There was always a chance of a breakaway goal and the amount of times Auxerre midfielder Valter Birsa decided to go it alone and act greedily was criminal and I would imagine of all the players worthy of a berating in the post match dressing room it would be him. Time and again when he had the chance to bring in colleagues he chose to shoot straight at David James, even when required to take set pieces he would fire a shot rather than looking for a cross.
Of course as the game went on England should have killed off any nerves with a second but we all knew they wouldn’t make it that easier on the loyal fans in the stadium and those in bars/pubs/work places and homes across the country were rapidly losing their voices and their finger nails.
On two occasions John Terry and Matthew Upson flung themselves in for brave blocks and on one occasion the Chelsea skipper exemplified what he is all about when he threw himself head long into the path of a Slovenian pile driver, his hands by his sides so as to avoid handball claims he dove dolphin like with no thought for his personal safety.

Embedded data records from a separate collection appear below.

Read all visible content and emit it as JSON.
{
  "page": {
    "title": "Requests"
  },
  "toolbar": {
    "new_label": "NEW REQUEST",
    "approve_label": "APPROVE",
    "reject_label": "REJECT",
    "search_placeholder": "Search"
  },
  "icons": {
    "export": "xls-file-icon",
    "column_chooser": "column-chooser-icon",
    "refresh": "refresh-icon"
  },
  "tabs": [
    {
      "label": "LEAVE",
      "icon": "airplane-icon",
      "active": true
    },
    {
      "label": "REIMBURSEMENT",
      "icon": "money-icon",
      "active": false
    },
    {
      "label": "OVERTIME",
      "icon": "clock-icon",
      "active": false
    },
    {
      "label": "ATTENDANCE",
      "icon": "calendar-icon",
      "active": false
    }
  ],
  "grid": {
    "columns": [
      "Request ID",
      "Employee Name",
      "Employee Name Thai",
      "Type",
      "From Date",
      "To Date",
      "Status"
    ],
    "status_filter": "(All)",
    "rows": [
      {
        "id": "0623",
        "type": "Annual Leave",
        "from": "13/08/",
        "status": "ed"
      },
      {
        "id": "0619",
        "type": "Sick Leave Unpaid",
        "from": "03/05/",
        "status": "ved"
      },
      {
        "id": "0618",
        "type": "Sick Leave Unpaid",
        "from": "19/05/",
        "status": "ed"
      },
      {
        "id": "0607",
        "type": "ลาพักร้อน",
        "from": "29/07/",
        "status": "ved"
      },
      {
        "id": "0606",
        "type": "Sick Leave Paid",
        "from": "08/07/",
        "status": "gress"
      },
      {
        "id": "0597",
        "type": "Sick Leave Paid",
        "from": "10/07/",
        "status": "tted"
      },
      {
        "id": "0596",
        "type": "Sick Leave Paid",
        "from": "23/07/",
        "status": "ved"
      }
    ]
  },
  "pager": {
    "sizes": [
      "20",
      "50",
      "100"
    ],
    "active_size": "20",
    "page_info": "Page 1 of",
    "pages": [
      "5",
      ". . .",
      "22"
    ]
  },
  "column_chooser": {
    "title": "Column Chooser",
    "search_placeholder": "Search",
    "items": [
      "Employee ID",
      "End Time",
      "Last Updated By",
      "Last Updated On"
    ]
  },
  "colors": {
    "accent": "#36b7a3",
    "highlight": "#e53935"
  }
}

It was the first moment in the entire competition that the super slow-motion replay was both merited and awe inspiring.
Clearly there were a few gripes and England wouldn’t be England without numerous questions and debates to fuel the fire of passion. Gareth Barry was pretty poor and lost the ball far too often. The Manchester City man looked a yard off the pace and had we had any other decent defensive midfield options he would surely not have been on the pitch.
Frank Lampard was lax when he is usually crisp and lethal. Glen Johnson is probably lucky to not have been sent off. However the centre back pairing were on top form. They dealt with the opposition threat when needed and Steven Gerrard was also pretty good whilst on the ball and Ashley Cole was effective when coming forward.
It was by no means a vintage performance but it was a determined, insightful and effective one. We would have all preferred to not have our heads in our hands counting the seconds down until the final whilstle, but then watching England for this long we all knew it would be that way and in many regards we wouldn’t want it any other way.
David James 7 – Safe assured handling
Ashley Cole 7 – Balanced performance without many errors
Matthew Upton 8 – Best performance for his country, exactly when it was needed
John Terry 8 – Committed and determined as ever
Glen Johnson 6.5 – So used to seeing the Liverpool man contribute more
Gareth Barry 6 – Definitely the worst player in England red
Steven Gerrard 7.5 – Beginning to pur after a poor club season
Frank Lampard 6.5 – Decidedly average by his usual very high standards
James Milner 7.5 – Expert cross and consistently dangerous
Jermain Defoe 7 – Had one chance and put it away clinically
Wayne Rooney 7 – Not quite there today but still a threat
Joe Cole 6.5 – Wasn’t on long enough to do much else but keep the ball and run down the clock
Emile Heskey 6 – Probably didn’t touch the ball